I had enough info to get a search warrant for my top tagger and five members of my top tagging crew, but I was still working out how to write an easily understandable arrest report that might involve multiple suspects and dozens of victims, with any number of incidents per victim and any combination of suspects per incident. I worked closely with the filing DA to come up with an easy-to-understand format. I’d work out a format, take it to him, he’d make some critiques, and I’d rework it. This took a few days.

My next step was to write a warrant for our area’s most prolific tagger using the exemplars I’d been given. I confiscated everything. Clothing with his moniker, loose spray tips, markers, spray cans, drawings – everything that identified him as my suspect. I didn’t need to take it all, but I did because if I came back in a few months because he was tagging again, I didn’t want him to be able to say, “Oh, that’s from last year.”

How to extract a confession

This guy was a straight tagger with no gang affiliation. It was surprisingly easy to get him to confess.

I simply showed him everything I had on him and said, “Look, I got a search warrant and an arrest warrant for you from the judge, so he’s already convinced I have probable cause that you are my guy. Now I have all this other stuff from your house to add to my evidence. Do you think a jury is going to believe you aren’t the guy?

“So look,” I continued, “you don’t have any serious record. I’d like to clear up all these unsolved cases along with this case. If we can do that, I’ll ask the DA to give you probation. I’m sure you have plenty of friends on probation, but you may not really understand what it is. Basically, the judge sets certain rules for you to follow. You have to obey your parents. You have to keep your grades up. You have to be in your house by 10 p.m. – basically rules you should be following anyway. Any cases we can’t clear up are still open cases. If I find out you were involved in them, I can come after you again. So it’s best we clear up anything you were involved in.”

I arrested around 100 taggers during the six years I did this. Only one guy declined to cooperate fully with me, and the DA always gave probation, except twice. One of those guys got arrested three more times before he went to court on my case. The other got arrested five more times, including the night before he went to court on my case.

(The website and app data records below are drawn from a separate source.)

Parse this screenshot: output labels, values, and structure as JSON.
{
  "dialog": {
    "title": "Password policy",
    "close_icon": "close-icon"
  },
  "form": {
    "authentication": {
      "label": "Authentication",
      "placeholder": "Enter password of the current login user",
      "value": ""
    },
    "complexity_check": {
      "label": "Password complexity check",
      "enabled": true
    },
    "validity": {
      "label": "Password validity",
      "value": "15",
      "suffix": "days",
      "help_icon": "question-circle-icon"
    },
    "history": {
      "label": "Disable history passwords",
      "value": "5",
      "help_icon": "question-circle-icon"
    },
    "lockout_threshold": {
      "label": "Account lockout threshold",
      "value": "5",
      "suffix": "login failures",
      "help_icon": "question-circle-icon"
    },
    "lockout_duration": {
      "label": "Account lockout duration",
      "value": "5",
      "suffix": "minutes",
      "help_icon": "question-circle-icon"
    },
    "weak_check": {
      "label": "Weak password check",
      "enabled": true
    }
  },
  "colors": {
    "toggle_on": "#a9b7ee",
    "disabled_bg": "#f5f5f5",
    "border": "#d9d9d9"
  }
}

Another big advantage of graffiti warrants was that about half my warrants turned up other felonies – narcotics and guns being the most common. The second of these warrants turned up a murder gun. Even our gang unit realized what a great tool they were and asked me to show them how to write them. A graffiti warrant is to a house what a broken taillight on a car driven by a guy with a suspended driver’s license is to a car.

About the author

Wayde Farrell was a deputy with the Los Angeles Sheriff’s Department from January 1985 to November 2016 when he was medically retired as a field training officer after almost 32 years. He worked a patrol car for a couple of years on day shift (hated it), several years on the PM shift (liked it a lot) and several years on the graveyard shift (LOVED it). About half of his career was spent on various special teams like COPs where he wrote around 100 search warrants for various crimes. He was voted his station’s Deputy of the Year several times and received a certificate of commendation from the U.S. Congress.